Thursday, October 26, 2017
Make a Connection - Part 5 - Five Ways to Teach Your Child About People With Differences
This is a topic that's near and dear to my heart because I believe raising caring and compassionate kids means a more caring and compassionate future, a future that children and their children will have to live in! So, thank you!
If you have missed any of my posts in this series, you can start with part one here!
Part Two is here!
Part Three is here!
Part Four is here!
Now, on to the final post of this series, Part 5!
Make a Connection
When children ask questions about differences, it's because they don't know or understand. They ask to get an answer, not to be cruel. I always assume kids are curious, not mean. That being said, sometimes, when you take the time to explain about a difference and give them a chance to ask questions, it still doesn't convey the whole picture.
The BIG picture here is understand AND acceptance, not just understanding. Explaining and answering questions about a difference gets across the message of understanding. Once they get an explanation, they will better understand a difference and what it is about, but how do we get across the message of acceptance?
I think there are two important parts to that puzzle. First, I think we should be willing to say so when a child says something that, even though not meant to be mean, can still hurt someone's feelings. If your child said someone had a big belly (Chandler totally did that to me the other day), you'd probably hush them because saying things like that can hurt someone's feelings, even if the person really does have a big belly. 😣😣😣 In the same way, it's okay to tell our kids that certain things are not okay to say, because it can hurt others, even if what they are saying is true.
You don't go up to everyone who is dressed in a way that you think is hideous and tell them so, so it's okay to say to your kids, "Hey! Saying that might hurt that person's feelings. If you'd like to ask them about their difference, we can go talk to them." I have totally said something similar to kids in public who say things that could hurt Christian's feelings. I always say it kindly though because they don't realize it will hurt his feelings. They aren't doing it to hurt him. They are just kids who say what they think. Kids will learn what kinds of things are appropriate or not when we teach them.
So, one step in the process is teaching kids how to talk kindly about differences. The next is making a connection. Sometimes kids are so fixated on a difference that they don't think about how a person might be more like them rather than different. I think making a connection between Christian and other kids is so important in the process of teaching acceptance. Because whether kids realize it or not, Christian is much more like them than he is different.
If I am talking to a child about Christian and notice that they are wearing a character shirt, I love to tell them that I like their shirt, and that Christian loves that character too. Sometimes I exaggerate. Occasionally, it's a character that Christian doesn't like at all.
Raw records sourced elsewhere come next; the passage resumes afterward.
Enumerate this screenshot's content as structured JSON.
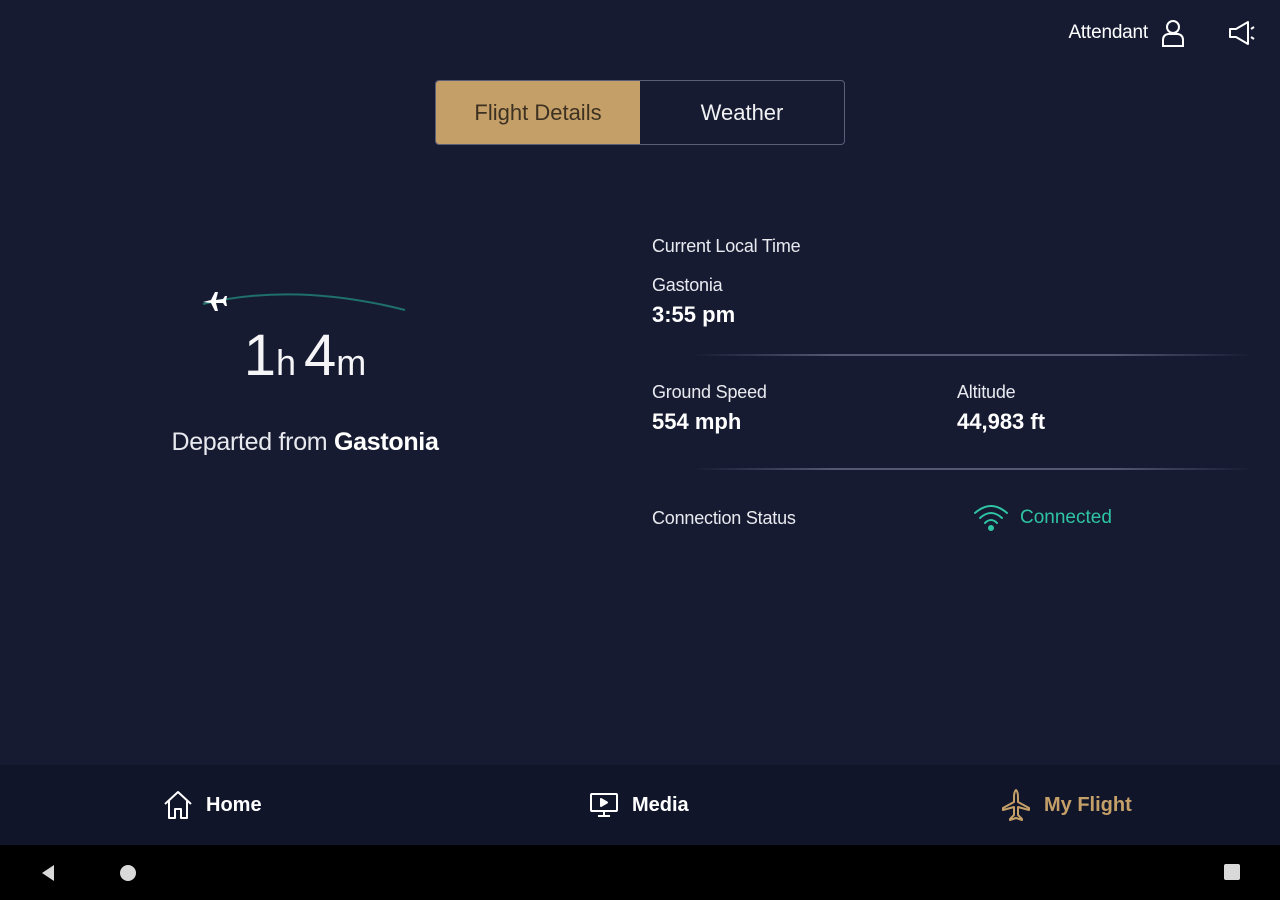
{
  "header": {
    "attendant_label": "Attendant",
    "attendant_icon": "person-icon",
    "announcement_icon": "megaphone-icon"
  },
  "tabs": [
    {
      "label": "Flight Details",
      "active": true
    },
    {
      "label": "Weather",
      "active": false
    }
  ],
  "flight_progress": {
    "hours": "1",
    "hours_unit": "h",
    "minutes": "4",
    "minutes_unit": "m",
    "departed_prefix": "Departed from",
    "departed_city": "Gastonia"
  },
  "flight_info": {
    "local_time_label": "Current Local Time",
    "local_time_city": "Gastonia",
    "local_time_value": "3:55 pm",
    "ground_speed_label": "Ground Speed",
    "ground_speed_value": "554 mph",
    "altitude_label": "Altitude",
    "altitude_value": "44,983 ft",
    "connection_label": "Connection Status",
    "connection_value": "Connected"
  },
  "nav": {
    "home": "Home",
    "media": "Media",
    "my_flight": "My Flight"
  },
  "colors": {
    "background": "#161b32",
    "accent_gold": "#c59f68",
    "connected_teal": "#2ec4a4",
    "nav_background": "#10152a"
  }
}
But I feel the importance of getting the child to realize that Christian is just a kid like them is far more important. I love to find things to talk about that connect Christian with the curious child. Sometimes, I will say that Christian is six and ask them their age to start a conversation about Christian and not just about his disability. Sometimes Christian will chime in and start talking about something and I will just cue into that and keep the conversation going where he wants it to go. Basically, diverting from the difference and to something the child can relate to.
It's not that his disability is off topic, but that it's not the focus of the conversation, or it shouldn't be.
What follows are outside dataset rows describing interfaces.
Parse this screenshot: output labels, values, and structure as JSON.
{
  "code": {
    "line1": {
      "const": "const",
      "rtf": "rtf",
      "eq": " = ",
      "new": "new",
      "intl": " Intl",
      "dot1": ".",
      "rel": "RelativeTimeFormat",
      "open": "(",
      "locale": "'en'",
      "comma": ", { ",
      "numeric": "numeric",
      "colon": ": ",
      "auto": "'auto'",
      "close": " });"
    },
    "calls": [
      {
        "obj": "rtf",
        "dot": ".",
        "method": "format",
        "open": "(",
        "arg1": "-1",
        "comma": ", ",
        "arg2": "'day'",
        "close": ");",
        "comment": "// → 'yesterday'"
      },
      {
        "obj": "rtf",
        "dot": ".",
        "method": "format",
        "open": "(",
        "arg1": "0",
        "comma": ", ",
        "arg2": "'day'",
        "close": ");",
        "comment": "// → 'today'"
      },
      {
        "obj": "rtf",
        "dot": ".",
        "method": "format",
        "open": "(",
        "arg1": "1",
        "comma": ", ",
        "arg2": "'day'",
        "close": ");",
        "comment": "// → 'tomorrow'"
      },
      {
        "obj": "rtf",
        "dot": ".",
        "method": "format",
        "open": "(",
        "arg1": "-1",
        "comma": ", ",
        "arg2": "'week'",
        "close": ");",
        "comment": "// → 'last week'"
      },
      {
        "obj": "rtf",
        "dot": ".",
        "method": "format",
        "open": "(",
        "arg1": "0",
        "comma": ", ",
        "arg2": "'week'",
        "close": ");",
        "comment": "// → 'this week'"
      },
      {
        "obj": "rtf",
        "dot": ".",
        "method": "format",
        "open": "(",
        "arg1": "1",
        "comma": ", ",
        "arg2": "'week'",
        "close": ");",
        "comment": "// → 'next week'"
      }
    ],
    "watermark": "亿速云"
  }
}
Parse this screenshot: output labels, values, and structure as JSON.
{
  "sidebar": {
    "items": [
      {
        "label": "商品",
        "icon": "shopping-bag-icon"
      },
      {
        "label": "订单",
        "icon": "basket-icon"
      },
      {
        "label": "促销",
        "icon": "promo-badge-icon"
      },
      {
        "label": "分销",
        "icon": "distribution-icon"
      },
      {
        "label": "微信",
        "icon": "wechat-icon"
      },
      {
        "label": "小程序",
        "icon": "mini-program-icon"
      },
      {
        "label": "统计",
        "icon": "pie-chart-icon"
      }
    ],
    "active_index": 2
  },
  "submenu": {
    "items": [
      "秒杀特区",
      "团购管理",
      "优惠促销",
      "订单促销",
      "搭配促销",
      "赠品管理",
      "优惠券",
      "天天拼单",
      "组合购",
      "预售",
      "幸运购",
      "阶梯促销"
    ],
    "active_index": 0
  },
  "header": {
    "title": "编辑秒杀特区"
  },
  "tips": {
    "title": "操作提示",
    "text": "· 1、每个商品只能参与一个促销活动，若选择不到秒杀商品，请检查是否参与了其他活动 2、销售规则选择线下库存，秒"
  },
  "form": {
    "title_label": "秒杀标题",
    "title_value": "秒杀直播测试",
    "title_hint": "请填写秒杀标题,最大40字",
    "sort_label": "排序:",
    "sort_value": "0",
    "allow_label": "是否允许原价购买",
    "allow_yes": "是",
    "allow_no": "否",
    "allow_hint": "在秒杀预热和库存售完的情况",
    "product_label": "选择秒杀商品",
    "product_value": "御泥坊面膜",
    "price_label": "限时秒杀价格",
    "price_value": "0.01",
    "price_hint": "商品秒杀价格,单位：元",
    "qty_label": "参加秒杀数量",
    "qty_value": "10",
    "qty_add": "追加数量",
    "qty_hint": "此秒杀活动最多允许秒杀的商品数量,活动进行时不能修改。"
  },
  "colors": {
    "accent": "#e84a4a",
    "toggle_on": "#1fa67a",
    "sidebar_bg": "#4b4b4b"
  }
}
So, I switch things around and make sure that we talk about things about Christian's personality and find ways to relate them to the other child.
I can see the wheels turning and the "aha" moment on kids' face when it starts to click. I can almost see the bridges being built, and that's the goal.
When talking to kids about differences, talking about the difference is important, but so is NOT talking about it. If the focus becomes so heavily fixated on the difference, the child will infer that it matters way more than it does. Make sure to talk about other things about the person to enforce their personhood, and try to make connections between the child and the person with the difference so that they can understand the person as a person who has likes and dislikes, ideas, opinions, and emotions, just like everyone else.
We are all more alike than we are different. People with differences have the same desires for friends and relationships as anyone else. They want to be treated kindly and it hurts them when they are not treated kindly. That is something we can all relate. I think it's important to not assume that children inherently know this, but that we take the time as their parents to tell them these things.
I hope you have enjoyed this series and again, I can't say thank you enough for following along! If you have had an opportunity to implement anything I have talked about in my series, please comment and let me know how it went! I'd love to hear! Thanks so, so much!!!!!!